Not the easiest of things to learn, but once you get the hang of it, it will be one of the best things you’ve ever done on an Android device.
Creating and automating a simple action
Say for example, you have an important meeting that’s very regular in its schedule – like every Monday morning from 9:00 AM to 10:00 AM. You recently installed Tasker and you want your phone to automatically go to silent mode during this time, and go back to regular sound notifications after the meeting. This you can do by setting up two tasks and a profile.
Step 1: Create a task that puts your phone into Silent Mode. You can even turn off data and incoming email with this if you choose to.
Step 2: Create a task that exits out of Silent Mode to your regular audio or vibrate on notifications.

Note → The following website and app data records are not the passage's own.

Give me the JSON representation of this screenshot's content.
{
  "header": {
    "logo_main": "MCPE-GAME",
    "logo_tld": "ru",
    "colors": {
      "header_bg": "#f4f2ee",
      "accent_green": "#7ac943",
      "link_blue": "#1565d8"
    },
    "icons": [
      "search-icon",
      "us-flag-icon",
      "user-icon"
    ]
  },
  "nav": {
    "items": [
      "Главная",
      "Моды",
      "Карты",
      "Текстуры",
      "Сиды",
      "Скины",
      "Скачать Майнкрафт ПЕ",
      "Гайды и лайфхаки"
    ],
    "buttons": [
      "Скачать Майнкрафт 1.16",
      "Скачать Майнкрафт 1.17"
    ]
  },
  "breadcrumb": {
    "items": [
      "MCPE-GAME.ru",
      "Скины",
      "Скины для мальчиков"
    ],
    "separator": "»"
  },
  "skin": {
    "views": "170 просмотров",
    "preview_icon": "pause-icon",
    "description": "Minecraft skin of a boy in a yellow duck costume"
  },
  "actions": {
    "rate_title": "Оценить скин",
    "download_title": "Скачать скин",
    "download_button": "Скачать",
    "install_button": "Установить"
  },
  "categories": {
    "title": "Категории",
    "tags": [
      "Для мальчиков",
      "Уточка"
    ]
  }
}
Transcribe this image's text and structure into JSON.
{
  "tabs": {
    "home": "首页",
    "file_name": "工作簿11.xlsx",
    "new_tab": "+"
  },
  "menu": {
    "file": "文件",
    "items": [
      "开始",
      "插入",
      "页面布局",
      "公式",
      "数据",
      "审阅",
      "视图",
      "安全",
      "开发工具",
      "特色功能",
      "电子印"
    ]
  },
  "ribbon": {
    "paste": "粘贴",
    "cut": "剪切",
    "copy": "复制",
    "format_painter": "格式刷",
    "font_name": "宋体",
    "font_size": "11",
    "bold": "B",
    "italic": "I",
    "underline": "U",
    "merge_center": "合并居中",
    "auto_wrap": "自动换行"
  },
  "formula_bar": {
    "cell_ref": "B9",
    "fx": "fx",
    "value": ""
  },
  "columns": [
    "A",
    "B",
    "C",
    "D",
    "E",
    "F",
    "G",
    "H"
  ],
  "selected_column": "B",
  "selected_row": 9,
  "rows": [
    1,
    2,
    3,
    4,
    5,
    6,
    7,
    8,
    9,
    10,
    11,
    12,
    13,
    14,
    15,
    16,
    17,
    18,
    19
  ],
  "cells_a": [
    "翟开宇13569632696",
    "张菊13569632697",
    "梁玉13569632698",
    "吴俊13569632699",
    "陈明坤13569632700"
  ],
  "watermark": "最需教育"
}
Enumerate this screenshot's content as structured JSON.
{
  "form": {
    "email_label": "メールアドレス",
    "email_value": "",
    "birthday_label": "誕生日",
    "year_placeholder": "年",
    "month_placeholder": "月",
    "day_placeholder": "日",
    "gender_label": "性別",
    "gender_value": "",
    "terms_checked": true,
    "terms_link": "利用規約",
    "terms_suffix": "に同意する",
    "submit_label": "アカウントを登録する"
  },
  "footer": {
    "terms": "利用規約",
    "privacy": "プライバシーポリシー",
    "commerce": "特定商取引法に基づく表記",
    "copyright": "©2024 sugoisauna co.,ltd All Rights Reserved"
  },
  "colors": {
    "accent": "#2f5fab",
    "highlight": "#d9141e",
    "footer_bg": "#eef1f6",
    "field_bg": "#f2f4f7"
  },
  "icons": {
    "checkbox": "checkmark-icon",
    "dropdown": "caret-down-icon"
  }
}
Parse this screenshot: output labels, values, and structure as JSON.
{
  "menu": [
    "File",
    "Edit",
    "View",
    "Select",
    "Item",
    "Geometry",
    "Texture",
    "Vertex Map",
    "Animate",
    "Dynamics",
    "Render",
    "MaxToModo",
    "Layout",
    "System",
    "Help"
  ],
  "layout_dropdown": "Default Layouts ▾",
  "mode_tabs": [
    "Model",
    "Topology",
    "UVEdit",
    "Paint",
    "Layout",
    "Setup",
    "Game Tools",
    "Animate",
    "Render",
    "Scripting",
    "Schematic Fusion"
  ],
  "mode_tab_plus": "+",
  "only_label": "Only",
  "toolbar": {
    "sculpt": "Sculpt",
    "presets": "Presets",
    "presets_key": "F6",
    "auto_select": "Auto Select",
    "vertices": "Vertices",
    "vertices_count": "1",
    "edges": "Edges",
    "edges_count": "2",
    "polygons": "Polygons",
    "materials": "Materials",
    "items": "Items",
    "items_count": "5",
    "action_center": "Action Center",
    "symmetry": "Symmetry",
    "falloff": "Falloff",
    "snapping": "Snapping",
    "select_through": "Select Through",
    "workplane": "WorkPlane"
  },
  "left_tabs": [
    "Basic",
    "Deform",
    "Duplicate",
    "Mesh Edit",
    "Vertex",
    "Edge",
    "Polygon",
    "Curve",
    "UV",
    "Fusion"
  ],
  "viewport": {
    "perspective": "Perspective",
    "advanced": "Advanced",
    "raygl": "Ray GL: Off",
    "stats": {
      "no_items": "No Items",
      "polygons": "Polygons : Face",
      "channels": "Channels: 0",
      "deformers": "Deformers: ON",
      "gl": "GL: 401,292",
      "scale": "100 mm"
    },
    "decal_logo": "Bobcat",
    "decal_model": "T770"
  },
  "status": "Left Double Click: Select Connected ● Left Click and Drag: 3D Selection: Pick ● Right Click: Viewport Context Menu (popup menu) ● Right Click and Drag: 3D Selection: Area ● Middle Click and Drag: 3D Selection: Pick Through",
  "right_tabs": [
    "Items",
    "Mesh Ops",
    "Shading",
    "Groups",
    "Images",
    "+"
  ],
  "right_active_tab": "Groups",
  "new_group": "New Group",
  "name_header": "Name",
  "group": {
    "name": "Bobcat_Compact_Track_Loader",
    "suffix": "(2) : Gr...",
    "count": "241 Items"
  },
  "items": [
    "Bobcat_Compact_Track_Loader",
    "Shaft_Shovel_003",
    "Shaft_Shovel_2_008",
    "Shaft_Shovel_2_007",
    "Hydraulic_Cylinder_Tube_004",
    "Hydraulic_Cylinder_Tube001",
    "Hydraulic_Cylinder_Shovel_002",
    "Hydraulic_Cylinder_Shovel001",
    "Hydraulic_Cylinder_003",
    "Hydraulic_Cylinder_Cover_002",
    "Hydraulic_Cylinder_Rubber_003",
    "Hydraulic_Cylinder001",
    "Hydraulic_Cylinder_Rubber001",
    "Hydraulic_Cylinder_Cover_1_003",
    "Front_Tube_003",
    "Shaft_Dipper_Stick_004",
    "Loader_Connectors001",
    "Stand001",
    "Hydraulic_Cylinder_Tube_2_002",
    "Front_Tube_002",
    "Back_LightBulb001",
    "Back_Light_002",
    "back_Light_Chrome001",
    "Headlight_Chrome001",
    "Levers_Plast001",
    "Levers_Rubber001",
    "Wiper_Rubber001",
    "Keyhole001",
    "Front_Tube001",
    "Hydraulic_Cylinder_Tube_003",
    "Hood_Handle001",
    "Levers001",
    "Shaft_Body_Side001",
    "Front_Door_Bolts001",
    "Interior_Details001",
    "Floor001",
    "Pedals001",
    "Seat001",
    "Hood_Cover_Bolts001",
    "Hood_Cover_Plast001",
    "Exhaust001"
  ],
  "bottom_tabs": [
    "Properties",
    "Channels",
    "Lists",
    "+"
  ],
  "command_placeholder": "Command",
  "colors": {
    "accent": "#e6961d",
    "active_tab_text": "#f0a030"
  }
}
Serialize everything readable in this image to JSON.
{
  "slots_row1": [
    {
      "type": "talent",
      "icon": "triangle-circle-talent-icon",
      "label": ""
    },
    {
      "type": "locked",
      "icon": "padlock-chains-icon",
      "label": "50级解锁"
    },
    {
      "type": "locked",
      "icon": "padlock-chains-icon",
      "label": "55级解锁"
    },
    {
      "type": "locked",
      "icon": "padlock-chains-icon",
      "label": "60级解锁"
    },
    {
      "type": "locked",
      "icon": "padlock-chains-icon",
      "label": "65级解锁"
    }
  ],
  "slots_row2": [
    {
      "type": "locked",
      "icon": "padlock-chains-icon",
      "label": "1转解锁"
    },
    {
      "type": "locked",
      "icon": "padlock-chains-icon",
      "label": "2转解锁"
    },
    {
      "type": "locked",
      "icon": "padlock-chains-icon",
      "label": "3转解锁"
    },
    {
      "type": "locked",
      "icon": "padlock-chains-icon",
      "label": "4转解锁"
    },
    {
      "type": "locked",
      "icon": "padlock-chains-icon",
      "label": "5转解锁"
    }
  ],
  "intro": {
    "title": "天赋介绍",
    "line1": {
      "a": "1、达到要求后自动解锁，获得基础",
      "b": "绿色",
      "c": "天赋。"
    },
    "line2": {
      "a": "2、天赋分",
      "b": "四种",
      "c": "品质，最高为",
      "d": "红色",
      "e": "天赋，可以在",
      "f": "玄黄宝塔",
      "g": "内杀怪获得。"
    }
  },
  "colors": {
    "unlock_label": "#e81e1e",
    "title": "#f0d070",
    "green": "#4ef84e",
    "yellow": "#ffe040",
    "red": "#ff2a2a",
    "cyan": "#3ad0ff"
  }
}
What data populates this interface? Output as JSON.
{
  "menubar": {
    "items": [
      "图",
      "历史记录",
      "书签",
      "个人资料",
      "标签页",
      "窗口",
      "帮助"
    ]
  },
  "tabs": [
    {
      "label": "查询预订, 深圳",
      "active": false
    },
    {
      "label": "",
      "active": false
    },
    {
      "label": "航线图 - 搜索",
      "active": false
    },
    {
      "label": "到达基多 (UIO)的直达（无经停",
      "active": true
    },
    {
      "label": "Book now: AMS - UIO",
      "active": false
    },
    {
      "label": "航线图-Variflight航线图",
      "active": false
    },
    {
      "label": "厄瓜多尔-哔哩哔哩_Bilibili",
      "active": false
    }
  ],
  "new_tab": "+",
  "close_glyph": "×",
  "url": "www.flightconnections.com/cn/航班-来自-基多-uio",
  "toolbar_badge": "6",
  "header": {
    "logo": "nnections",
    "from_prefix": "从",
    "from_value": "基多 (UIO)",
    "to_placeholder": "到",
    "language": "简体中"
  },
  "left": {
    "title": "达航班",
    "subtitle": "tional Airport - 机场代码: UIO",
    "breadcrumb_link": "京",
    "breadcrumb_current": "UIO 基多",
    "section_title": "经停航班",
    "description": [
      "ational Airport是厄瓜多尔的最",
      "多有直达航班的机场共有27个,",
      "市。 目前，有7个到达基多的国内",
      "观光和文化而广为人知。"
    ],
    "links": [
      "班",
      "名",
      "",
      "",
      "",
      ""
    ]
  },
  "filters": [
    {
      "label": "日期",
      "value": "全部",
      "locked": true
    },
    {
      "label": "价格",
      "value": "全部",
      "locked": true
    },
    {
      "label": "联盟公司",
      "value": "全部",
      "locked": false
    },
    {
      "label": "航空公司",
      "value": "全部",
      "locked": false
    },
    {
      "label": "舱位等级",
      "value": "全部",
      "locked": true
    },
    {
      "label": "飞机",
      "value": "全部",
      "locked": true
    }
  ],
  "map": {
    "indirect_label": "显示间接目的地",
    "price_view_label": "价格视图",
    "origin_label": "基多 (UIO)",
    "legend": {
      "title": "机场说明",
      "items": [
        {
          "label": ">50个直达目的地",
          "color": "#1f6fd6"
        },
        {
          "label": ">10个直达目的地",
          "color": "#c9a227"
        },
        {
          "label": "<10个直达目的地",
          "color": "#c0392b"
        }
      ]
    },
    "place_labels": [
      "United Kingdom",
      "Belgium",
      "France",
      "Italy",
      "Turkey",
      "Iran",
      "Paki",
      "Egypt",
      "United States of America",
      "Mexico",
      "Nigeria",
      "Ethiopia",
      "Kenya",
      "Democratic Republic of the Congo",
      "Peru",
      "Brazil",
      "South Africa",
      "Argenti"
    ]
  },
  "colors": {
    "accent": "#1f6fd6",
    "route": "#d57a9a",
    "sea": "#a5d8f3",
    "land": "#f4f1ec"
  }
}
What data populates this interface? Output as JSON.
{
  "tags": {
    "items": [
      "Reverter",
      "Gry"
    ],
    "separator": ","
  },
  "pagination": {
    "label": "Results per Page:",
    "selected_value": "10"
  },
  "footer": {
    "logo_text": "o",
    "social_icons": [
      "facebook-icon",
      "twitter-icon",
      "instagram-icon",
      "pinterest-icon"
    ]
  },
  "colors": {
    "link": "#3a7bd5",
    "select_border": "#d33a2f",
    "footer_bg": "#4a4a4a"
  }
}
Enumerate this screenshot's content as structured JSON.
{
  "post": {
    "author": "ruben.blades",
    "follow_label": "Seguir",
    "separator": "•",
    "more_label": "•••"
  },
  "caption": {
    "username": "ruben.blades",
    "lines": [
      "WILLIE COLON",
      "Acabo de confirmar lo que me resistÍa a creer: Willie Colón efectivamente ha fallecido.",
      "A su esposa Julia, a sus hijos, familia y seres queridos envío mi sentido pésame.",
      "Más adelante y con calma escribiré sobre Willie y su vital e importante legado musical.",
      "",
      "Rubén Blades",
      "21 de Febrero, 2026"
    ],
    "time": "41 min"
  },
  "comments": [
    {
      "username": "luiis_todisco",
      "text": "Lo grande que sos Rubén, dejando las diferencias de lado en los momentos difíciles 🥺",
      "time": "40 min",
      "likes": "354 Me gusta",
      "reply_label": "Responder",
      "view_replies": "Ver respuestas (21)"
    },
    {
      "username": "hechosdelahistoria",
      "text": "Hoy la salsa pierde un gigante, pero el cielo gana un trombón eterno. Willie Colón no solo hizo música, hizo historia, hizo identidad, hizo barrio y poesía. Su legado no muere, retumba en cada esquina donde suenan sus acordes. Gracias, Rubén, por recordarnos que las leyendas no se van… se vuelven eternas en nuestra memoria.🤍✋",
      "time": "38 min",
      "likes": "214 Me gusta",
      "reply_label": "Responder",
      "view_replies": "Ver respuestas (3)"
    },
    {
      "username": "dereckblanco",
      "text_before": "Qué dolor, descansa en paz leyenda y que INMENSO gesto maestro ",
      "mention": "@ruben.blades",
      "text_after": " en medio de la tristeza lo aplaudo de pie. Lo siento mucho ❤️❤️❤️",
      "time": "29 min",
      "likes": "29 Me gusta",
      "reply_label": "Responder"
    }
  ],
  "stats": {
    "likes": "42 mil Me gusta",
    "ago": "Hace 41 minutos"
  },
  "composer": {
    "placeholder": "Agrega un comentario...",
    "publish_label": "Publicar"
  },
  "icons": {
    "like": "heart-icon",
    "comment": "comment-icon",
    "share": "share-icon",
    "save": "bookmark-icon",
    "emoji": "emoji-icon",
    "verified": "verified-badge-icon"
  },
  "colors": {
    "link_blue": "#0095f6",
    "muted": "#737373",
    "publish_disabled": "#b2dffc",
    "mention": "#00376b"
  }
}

Step 3: Create a Tasker profile for these tasks. You will be asked to provide contexts – think of them as the IF in programming’s IF/THEN variables – IF is the context, THEN is the task. You will for two contexts the time and the day of the week. So you can set the time for the “enter silent mode” task at 0900 and the “exit silent mode” at 1030, and only do this on Mondays.
There! You now have a basic Tasker profile for your meeting. Most profiles will be in this format, expanded to what tasks you want to do and what contexts you hang these tasks on.
Plugins, and more plugins
Of course, Tasker is so much more than an automated “Do Not Disturb” app. People have done many complicated and convoluted automations with it that do very specific things, especially with the help of the plethora of plugins that have been developed for Tasker. We will highlight a couple, because there are so many of these out there. First up is João Dias’s many plugins – like AutoVoice, AutoCast, and AutoNotification. Then there’s the Tasker App Factory.
The Tasker App Factory is a wonderful tool for anyone with Tasker, because it turns tasks into standalone apps which can be distributed and installed even on devices without Tasker. So you can proliferate your Tasker addiction to any number of Android devices you may have. And did we mention Tasker App Factory is free? It is.
Now João Dias – better known as “joaomgcd” to those who use his work – has created so many plugins for Tasker, it’s almost ridiculous. Any task you can automate with Tasker, he probably has a plugin for that. We’ve covered AutoVoice before, and AutoCast is a plugin specifically for Chromecast processes. Joao makes his plugins have a trial run before actually paying for it, and the support and updates he provides for them is totally worth the price of entry.
After all of these, it has to somehow hit you that Tasker is very much a trial and error type of app. As such, you will be required to do your own amount of research on forums and such. A lot of things in Tasker are like this, and you just have to work through it until you get it completely perfect for your own context. It might seem big and complicated at first – and it somehow really is – but at some point in time you get it working, it you realize that you’ve actually conquered the learning curve. It’s pretty simple from that point onwards.